Exercise material: Begin
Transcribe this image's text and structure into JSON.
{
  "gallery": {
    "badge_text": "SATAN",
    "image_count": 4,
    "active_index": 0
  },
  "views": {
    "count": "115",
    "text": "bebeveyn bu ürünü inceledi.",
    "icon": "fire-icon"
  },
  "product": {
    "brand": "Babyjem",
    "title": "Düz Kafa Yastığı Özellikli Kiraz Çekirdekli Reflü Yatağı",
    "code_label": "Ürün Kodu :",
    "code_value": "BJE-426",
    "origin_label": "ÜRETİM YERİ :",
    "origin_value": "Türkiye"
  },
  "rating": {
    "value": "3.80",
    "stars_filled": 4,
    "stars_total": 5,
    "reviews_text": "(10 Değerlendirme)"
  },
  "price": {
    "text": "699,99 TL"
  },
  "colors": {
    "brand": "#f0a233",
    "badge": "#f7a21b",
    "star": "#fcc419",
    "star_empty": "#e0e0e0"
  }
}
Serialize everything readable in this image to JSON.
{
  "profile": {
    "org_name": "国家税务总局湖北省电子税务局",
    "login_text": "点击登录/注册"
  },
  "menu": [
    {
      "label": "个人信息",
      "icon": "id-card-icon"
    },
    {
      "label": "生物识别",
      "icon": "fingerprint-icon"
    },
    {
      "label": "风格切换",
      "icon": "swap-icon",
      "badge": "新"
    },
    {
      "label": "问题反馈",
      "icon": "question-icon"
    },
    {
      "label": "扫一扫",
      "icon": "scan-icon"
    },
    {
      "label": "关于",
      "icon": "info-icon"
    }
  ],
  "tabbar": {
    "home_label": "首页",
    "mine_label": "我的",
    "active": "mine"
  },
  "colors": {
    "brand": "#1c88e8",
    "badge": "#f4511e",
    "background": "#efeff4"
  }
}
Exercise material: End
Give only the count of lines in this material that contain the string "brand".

3